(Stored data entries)
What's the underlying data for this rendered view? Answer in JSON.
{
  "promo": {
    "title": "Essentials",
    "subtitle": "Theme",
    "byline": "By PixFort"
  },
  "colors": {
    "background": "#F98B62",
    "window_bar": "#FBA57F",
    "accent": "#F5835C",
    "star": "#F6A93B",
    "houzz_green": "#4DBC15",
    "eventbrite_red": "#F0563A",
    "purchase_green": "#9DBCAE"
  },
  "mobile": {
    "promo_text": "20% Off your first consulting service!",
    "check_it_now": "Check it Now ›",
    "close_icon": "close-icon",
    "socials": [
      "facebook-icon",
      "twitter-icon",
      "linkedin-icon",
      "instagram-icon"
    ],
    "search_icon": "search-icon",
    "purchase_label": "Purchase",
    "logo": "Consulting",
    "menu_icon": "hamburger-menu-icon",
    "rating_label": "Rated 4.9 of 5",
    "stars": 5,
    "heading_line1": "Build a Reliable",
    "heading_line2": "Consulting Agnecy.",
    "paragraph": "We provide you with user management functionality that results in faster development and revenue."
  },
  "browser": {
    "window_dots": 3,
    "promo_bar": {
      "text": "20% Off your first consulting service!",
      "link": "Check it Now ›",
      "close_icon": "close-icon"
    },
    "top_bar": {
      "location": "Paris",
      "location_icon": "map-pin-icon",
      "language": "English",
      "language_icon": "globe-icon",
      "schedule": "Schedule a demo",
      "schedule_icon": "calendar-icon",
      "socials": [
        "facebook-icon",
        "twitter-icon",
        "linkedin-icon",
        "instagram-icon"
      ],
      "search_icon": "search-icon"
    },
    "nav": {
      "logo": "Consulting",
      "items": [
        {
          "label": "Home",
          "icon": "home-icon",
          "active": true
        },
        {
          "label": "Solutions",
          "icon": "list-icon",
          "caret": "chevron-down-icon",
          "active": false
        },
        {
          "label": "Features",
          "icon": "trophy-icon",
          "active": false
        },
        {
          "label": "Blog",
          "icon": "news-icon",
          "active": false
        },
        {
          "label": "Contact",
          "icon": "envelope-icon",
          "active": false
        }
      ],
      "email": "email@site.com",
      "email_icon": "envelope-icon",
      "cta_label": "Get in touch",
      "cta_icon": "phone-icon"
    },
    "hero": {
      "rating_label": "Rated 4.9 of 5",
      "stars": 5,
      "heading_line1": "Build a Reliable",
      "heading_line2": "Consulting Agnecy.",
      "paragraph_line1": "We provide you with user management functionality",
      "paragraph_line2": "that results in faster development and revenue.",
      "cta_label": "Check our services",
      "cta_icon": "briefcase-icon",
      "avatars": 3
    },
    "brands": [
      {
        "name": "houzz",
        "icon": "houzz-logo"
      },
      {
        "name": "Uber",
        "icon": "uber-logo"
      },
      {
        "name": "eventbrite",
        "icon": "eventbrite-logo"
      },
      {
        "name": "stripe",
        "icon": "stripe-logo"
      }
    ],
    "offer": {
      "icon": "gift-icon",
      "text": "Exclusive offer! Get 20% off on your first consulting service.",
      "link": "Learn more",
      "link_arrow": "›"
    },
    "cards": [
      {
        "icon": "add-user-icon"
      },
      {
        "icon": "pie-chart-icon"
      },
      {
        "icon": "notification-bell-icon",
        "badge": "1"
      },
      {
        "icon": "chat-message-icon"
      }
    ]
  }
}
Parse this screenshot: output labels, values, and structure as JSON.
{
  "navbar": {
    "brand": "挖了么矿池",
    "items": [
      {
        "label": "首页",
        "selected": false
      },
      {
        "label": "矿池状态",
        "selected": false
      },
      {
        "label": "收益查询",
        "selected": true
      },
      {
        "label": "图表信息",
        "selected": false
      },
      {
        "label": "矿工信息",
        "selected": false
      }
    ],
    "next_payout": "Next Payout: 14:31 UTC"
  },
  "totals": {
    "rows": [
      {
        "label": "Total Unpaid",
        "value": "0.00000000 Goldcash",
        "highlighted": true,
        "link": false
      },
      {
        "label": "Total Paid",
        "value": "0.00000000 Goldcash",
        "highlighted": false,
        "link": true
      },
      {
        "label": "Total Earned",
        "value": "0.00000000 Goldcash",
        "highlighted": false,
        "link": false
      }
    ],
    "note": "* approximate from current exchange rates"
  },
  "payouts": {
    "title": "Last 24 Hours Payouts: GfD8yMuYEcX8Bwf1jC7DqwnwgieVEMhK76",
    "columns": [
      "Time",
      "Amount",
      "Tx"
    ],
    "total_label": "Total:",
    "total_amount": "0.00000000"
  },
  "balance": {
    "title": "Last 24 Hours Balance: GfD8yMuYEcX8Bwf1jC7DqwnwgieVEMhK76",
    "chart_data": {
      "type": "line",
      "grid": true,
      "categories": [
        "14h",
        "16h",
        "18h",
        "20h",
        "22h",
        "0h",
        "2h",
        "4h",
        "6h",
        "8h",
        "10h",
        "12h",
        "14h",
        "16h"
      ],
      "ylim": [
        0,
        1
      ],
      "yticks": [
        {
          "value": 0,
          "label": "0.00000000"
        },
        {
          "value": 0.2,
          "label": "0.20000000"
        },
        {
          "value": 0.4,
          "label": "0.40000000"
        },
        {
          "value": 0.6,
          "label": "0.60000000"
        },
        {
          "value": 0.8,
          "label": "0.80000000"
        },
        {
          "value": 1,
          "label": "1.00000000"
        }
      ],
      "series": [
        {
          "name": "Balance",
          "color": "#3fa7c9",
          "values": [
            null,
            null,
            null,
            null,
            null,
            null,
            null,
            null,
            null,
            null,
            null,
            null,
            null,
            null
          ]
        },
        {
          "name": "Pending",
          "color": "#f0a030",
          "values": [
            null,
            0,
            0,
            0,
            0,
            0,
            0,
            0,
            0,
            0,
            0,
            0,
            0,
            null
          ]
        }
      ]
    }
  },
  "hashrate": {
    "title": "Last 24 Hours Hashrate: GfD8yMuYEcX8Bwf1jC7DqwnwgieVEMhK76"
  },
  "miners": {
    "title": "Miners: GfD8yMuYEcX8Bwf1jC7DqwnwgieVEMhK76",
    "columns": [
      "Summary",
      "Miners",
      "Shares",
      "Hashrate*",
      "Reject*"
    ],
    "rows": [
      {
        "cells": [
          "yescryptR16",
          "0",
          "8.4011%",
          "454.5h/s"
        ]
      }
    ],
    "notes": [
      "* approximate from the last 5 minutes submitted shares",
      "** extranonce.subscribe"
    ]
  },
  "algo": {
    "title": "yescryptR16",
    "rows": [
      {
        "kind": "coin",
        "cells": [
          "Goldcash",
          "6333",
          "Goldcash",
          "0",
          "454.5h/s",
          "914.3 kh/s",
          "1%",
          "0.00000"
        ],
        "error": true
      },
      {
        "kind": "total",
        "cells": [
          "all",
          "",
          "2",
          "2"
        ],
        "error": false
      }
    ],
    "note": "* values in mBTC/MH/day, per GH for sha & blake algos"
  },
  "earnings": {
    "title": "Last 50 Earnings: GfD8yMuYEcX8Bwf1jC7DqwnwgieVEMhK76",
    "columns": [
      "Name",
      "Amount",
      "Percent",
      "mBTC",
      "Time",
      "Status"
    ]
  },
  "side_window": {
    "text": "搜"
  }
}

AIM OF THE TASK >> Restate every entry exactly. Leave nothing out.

TASK OUTPUT >>
What's the underlying data for this rendered view? Answer in JSON.
{
  "promo": {
    "title": "Essentials",
    "subtitle": "Theme",
    "byline": "By PixFort"
  },
  "colors": {
    "background": "#F98B62",
    "window_bar": "#FBA57F",
    "accent": "#F5835C",
    "star": "#F6A93B",
    "houzz_green": "#4DBC15",
    "eventbrite_red": "#F0563A",
    "purchase_green": "#9DBCAE"
  },
  "mobile": {
    "promo_text": "20% Off your first consulting service!",
    "check_it_now": "Check it Now ›",
    "close_icon": "close-icon",
    "socials": [
      "facebook-icon",
      "twitter-icon",
      "linkedin-icon",
      "instagram-icon"
    ],
    "search_icon": "search-icon",
    "purchase_label": "Purchase",
    "logo": "Consulting",
    "menu_icon": "hamburger-menu-icon",
    "rating_label": "Rated 4.9 of 5",
    "stars": 5,
    "heading_line1": "Build a Reliable",
    "heading_line2": "Consulting Agnecy.",
    "paragraph": "We provide you with user management functionality that results in faster development and revenue."
  },
  "browser": {
    "window_dots": 3,
    "promo_bar": {
      "text": "20% Off your first consulting service!",
      "link": "Check it Now ›",
      "close_icon": "close-icon"
    },
    "top_bar": {
      "location": "Paris",
      "location_icon": "map-pin-icon",
      "language": "English",
      "language_icon": "globe-icon",
      "schedule": "Schedule a demo",
      "schedule_icon": "calendar-icon",
      "socials": [
        "facebook-icon",
        "twitter-icon",
        "linkedin-icon",
        "instagram-icon"
      ],
      "search_icon": "search-icon"
    },
    "nav": {
      "logo": "Consulting",
      "items": [
        {
          "label": "Home",
          "icon": "home-icon",
          "active": true
        },
        {
          "label": "Solutions",
          "icon": "list-icon",
          "caret": "chevron-down-icon",
          "active": false
        },
        {
          "label": "Features",
          "icon": "trophy-icon",
          "active": false
        },
        {
          "label": "Blog",
          "icon": "news-icon",
          "active": false
        },
        {
          "label": "Contact",
          "icon": "envelope-icon",
          "active": false
        }
      ],
      "email": "email@site.com",
      "email_icon": "envelope-icon",
      "cta_label": "Get in touch",
      "cta_icon": "phone-icon"
    },
    "hero": {
      "rating_label": "Rated 4.9 of 5",
      "stars": 5,
      "heading_line1": "Build a Reliable",
      "heading_line2": "Consulting Agnecy.",
      "paragraph_line1": "We provide you with user management functionality",
      "paragraph_line2": "that results in faster development and revenue.",
      "cta_label": "Check our services",
      "cta_icon": "briefcase-icon",
      "avatars": 3
    },
    "brands": [
      {
        "name": "houzz",
        "icon": "houzz-logo"
      },
      {
        "name": "Uber",
        "icon": "uber-logo"
      },
      {
        "name": "eventbrite",
        "icon": "eventbrite-logo"
      },
      {
        "name": "stripe",
        "icon": "stripe-logo"
      }
    ],
    "offer": {
      "icon": "gift-icon",
      "text": "Exclusive offer! Get 20% off on your first consulting service.",
      "link": "Learn more",
      "link_arrow": "›"
    },
    "cards": [
      {
        "icon": "add-user-icon"
      },
      {
        "icon": "pie-chart-icon"
      },
      {
        "icon": "notification-bell-icon",
        "badge": "1"
      },
      {
        "icon": "chat-message-icon"
      }
    ]
  }
}
Parse this screenshot: output labels, values, and structure as JSON.
{
  "navbar": {
    "brand": "挖了么矿池",
    "items": [
      {
        "label": "首页",
        "selected": false
      },
      {
        "label": "矿池状态",
        "selected": false
      },
      {
        "label": "收益查询",
        "selected": true
      },
      {
        "label": "图表信息",
        "selected": false
      },
      {
        "label": "矿工信息",
        "selected": false
      }
    ],
    "next_payout": "Next Payout: 14:31 UTC"
  },
  "totals": {
    "rows": [
      {
        "label": "Total Unpaid",
        "value": "0.00000000 Goldcash",
        "highlighted": true,
        "link": false
      },
      {
        "label": "Total Paid",
        "value": "0.00000000 Goldcash",
        "highlighted": false,
        "link": true
      },
      {
        "label": "Total Earned",
        "value": "0.00000000 Goldcash",
        "highlighted": false,
        "link": false
      }
    ],
    "note": "* approximate from current exchange rates"
  },
  "payouts": {
    "title": "Last 24 Hours Payouts: GfD8yMuYEcX8Bwf1jC7DqwnwgieVEMhK76",
    "columns": [
      "Time",
      "Amount",
      "Tx"
    ],
    "total_label": "Total:",
    "total_amount": "0.00000000"
  },
  "balance": {
    "title": "Last 24 Hours Balance: GfD8yMuYEcX8Bwf1jC7DqwnwgieVEMhK76",
    "chart_data": {
      "type": "line",
      "grid": true,
      "categories": [
        "14h",
        "16h",
        "18h",
        "20h",
        "22h",
        "0h",
        "2h",
        "4h",
        "6h",
        "8h",
        "10h",
        "12h",
        "14h",
        "16h"
      ],
      "ylim": [
        0,
        1
      ],
      "yticks": [
        {
          "value": 0,
          "label": "0.00000000"
        },
        {
          "value": 0.2,
          "label": "0.20000000"
        },
        {
          "value": 0.4,
          "label": "0.40000000"
        },
        {
          "value": 0.6,
          "label": "0.60000000"
        },
        {
          "value": 0.8,
          "label": "0.80000000"
        },
        {
          "value": 1,
          "label": "1.00000000"
        }
      ],
      "series": [
        {
          "name": "Balance",
          "color": "#3fa7c9",
          "values": [
            null,
            null,
            null,
            null,
            null,
            null,
            null,
            null,
            null,
            null,
            null,
            null,
            null,
            null
          ]
        },
        {
          "name": "Pending",
          "color": "#f0a030",
          "values": [
            null,
            0,
            0,
            0,
            0,
            0,
            0,
            0,
            0,
            0,
            0,
            0,
            0,
            null
          ]
        }
      ]
    }
  },
  "hashrate": {
    "title": "Last 24 Hours Hashrate: GfD8yMuYEcX8Bwf1jC7DqwnwgieVEMhK76"
  },
  "miners": {
    "title": "Miners: GfD8yMuYEcX8Bwf1jC7DqwnwgieVEMhK76",
    "columns": [
      "Summary",
      "Miners",
      "Shares",
      "Hashrate*",
      "Reject*"
    ],
    "rows": [
      {
        "cells": [
          "yescryptR16",
          "0",
          "8.4011%",
          "454.5h/s"
        ]
      }
    ],
    "notes": [
      "* approximate from the last 5 minutes submitted shares",
      "** extranonce.subscribe"
    ]
  },
  "algo": {
    "title": "yescryptR16",
    "rows": [
      {
        "kind": "coin",
        "cells": [
          "Goldcash",
          "6333",
          "Goldcash",
          "0",
          "454.5h/s",
          "914.3 kh/s",
          "1%",
          "0.00000"
        ],
        "error": true
      },
      {
        "kind": "total",
        "cells": [
          "all",
          "",
          "2",
          "2"
        ],
        "error": false
      }
    ],
    "note": "* values in mBTC/MH/day, per GH for sha & blake algos"
  },
  "earnings": {
    "title": "Last 50 Earnings: GfD8yMuYEcX8Bwf1jC7DqwnwgieVEMhK76",
    "columns": [
      "Name",
      "Amount",
      "Percent",
      "mBTC",
      "Time",
      "Status"
    ]
  },
  "side_window": {
    "text": "搜"
  }
}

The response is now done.